BEGIN INPUT MATERIAL

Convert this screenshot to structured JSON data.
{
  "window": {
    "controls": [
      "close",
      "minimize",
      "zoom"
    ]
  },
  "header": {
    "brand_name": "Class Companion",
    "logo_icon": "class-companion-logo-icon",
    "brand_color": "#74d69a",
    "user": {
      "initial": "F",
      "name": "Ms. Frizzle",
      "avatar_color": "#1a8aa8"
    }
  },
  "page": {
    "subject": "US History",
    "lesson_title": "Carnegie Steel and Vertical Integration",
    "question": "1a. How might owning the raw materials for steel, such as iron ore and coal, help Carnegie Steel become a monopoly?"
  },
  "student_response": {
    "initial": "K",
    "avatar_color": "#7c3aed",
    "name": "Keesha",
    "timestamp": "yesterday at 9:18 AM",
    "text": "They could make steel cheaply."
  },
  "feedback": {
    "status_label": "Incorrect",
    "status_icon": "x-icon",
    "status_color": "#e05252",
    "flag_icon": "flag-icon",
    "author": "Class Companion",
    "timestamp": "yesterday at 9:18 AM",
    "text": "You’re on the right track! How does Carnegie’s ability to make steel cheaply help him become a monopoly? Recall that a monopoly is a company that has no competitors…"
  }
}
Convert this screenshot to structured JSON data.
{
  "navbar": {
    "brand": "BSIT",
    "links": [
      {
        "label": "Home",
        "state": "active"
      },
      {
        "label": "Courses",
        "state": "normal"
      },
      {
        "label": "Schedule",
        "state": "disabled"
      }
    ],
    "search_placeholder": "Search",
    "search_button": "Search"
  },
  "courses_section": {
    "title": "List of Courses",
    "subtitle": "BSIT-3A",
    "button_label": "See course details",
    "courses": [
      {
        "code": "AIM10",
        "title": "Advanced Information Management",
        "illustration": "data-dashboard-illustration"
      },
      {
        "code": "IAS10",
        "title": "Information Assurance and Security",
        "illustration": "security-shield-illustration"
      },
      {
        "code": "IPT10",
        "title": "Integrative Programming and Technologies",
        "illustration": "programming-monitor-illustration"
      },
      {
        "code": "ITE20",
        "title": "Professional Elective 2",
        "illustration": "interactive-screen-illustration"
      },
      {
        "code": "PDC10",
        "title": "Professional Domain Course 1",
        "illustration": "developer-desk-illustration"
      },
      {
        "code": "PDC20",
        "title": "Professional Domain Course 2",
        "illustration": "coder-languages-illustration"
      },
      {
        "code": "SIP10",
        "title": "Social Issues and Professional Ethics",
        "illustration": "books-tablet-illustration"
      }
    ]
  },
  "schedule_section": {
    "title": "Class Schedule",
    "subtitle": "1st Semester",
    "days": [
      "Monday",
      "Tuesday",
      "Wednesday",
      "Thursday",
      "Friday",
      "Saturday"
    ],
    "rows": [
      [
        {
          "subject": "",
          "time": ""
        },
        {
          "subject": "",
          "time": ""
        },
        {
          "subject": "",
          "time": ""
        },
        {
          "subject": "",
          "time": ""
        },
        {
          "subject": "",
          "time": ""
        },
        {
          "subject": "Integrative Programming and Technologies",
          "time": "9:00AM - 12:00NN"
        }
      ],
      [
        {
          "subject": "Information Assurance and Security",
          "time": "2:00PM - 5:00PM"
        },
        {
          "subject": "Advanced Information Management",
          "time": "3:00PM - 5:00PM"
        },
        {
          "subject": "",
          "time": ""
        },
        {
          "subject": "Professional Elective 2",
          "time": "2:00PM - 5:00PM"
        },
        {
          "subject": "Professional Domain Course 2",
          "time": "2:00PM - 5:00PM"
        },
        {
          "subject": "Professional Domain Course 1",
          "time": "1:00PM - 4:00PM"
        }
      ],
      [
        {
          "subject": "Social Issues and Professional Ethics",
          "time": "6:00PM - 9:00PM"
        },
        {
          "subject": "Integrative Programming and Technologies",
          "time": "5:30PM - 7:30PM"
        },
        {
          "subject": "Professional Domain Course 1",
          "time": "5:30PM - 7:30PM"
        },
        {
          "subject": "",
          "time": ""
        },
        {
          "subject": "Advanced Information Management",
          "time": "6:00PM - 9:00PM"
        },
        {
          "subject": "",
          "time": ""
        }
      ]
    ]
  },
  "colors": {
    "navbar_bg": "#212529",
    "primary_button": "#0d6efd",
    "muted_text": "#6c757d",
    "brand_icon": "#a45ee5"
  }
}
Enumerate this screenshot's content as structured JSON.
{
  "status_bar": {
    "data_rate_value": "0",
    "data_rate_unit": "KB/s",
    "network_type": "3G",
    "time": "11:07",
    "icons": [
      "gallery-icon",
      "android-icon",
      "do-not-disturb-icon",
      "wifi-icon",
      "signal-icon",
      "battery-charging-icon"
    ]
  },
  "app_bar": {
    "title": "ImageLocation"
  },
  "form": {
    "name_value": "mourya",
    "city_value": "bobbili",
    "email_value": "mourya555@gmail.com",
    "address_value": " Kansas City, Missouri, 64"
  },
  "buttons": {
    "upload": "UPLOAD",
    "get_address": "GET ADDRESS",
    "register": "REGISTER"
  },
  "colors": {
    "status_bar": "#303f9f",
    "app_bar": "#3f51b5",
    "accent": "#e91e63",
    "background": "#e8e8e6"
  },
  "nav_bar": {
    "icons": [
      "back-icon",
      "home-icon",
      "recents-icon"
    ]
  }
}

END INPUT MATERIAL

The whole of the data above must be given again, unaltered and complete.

ANSWER SPACE:
Convert this screenshot to structured JSON data.
{
  "window": {
    "controls": [
      "close",
      "minimize",
      "zoom"
    ]
  },
  "header": {
    "brand_name": "Class Companion",
    "logo_icon": "class-companion-logo-icon",
    "brand_color": "#74d69a",
    "user": {
      "initial": "F",
      "name": "Ms. Frizzle",
      "avatar_color": "#1a8aa8"
    }
  },
  "page": {
    "subject": "US History",
    "lesson_title": "Carnegie Steel and Vertical Integration",
    "question": "1a. How might owning the raw materials for steel, such as iron ore and coal, help Carnegie Steel become a monopoly?"
  },
  "student_response": {
    "initial": "K",
    "avatar_color": "#7c3aed",
    "name": "Keesha",
    "timestamp": "yesterday at 9:18 AM",
    "text": "They could make steel cheaply."
  },
  "feedback": {
    "status_label": "Incorrect",
    "status_icon": "x-icon",
    "status_color": "#e05252",
    "flag_icon": "flag-icon",
    "author": "Class Companion",
    "timestamp": "yesterday at 9:18 AM",
    "text": "You’re on the right track! How does Carnegie’s ability to make steel cheaply help him become a monopoly? Recall that a monopoly is a company that has no competitors…"
  }
}
Convert this screenshot to structured JSON data.
{
  "navbar": {
    "brand": "BSIT",
    "links": [
      {
        "label": "Home",
        "state": "active"
      },
      {
        "label": "Courses",
        "state": "normal"
      },
      {
        "label": "Schedule",
        "state": "disabled"
      }
    ],
    "search_placeholder": "Search",
    "search_button": "Search"
  },
  "courses_section": {
    "title": "List of Courses",
    "subtitle": "BSIT-3A",
    "button_label": "See course details",
    "courses": [
      {
        "code": "AIM10",
        "title": "Advanced Information Management",
        "illustration": "data-dashboard-illustration"
      },
      {
        "code": "IAS10",
        "title": "Information Assurance and Security",
        "illustration": "security-shield-illustration"
      },
      {
        "code": "IPT10",
        "title": "Integrative Programming and Technologies",
        "illustration": "programming-monitor-illustration"
      },
      {
        "code": "ITE20",
        "title": "Professional Elective 2",
        "illustration": "interactive-screen-illustration"
      },
      {
        "code": "PDC10",
        "title": "Professional Domain Course 1",
        "illustration": "developer-desk-illustration"
      },
      {
        "code": "PDC20",
        "title": "Professional Domain Course 2",
        "illustration": "coder-languages-illustration"
      },
      {
        "code": "SIP10",
        "title": "Social Issues and Professional Ethics",
        "illustration": "books-tablet-illustration"
      }
    ]
  },
  "schedule_section": {
    "title": "Class Schedule",
    "subtitle": "1st Semester",
    "days": [
      "Monday",
      "Tuesday",
      "Wednesday",
      "Thursday",
      "Friday",
      "Saturday"
    ],
    "rows": [
      [
        {
          "subject": "",
          "time": ""
        },
        {
          "subject": "",
          "time": ""
        },
        {
          "subject": "",
          "time": ""
        },
        {
          "subject": "",
          "time": ""
        },
        {
          "subject": "",
          "time": ""
        },
        {
          "subject": "Integrative Programming and Technologies",
          "time": "9:00AM - 12:00NN"
        }
      ],
      [
        {
          "subject": "Information Assurance and Security",
          "time": "2:00PM - 5:00PM"
        },
        {
          "subject": "Advanced Information Management",
          "time": "3:00PM - 5:00PM"
        },
        {
          "subject": "",
          "time": ""
        },
        {
          "subject": "Professional Elective 2",
          "time": "2:00PM - 5:00PM"
        },
        {
          "subject": "Professional Domain Course 2",
          "time": "2:00PM - 5:00PM"
        },
        {
          "subject": "Professional Domain Course 1",
          "time": "1:00PM - 4:00PM"
        }
      ],
      [
        {
          "subject": "Social Issues and Professional Ethics",
          "time": "6:00PM - 9:00PM"
        },
        {
          "subject": "Integrative Programming and Technologies",
          "time": "5:30PM - 7:30PM"
        },
        {
          "subject": "Professional Domain Course 1",
          "time": "5:30PM - 7:30PM"
        },
        {
          "subject": "",
          "time": ""
        },
        {
          "subject": "Advanced Information Management",
          "time": "6:00PM - 9:00PM"
        },
        {
          "subject": "",
          "time": ""
        }
      ]
    ]
  },
  "colors": {
    "navbar_bg": "#212529",
    "primary_button": "#0d6efd",
    "muted_text": "#6c757d",
    "brand_icon": "#a45ee5"
  }
}
Enumerate this screenshot's content as structured JSON.
{
  "status_bar": {
    "data_rate_value": "0",
    "data_rate_unit": "KB/s",
    "network_type": "3G",
    "time": "11:07",
    "icons": [
      "gallery-icon",
      "android-icon",
      "do-not-disturb-icon",
      "wifi-icon",
      "signal-icon",
      "battery-charging-icon"
    ]
  },
  "app_bar": {
    "title": "ImageLocation"
  },
  "form": {
    "name_value": "mourya",
    "city_value": "bobbili",
    "email_value": "mourya555@gmail.com",
    "address_value": " Kansas City, Missouri, 64"
  },
  "buttons": {
    "upload": "UPLOAD",
    "get_address": "GET ADDRESS",
    "register": "REGISTER"
  },
  "colors": {
    "status_bar": "#303f9f",
    "app_bar": "#3f51b5",
    "accent": "#e91e63",
    "background": "#e8e8e6"
  },
  "nav_bar": {
    "icons": [
      "back-icon",
      "home-icon",
      "recents-icon"
    ]
  }
}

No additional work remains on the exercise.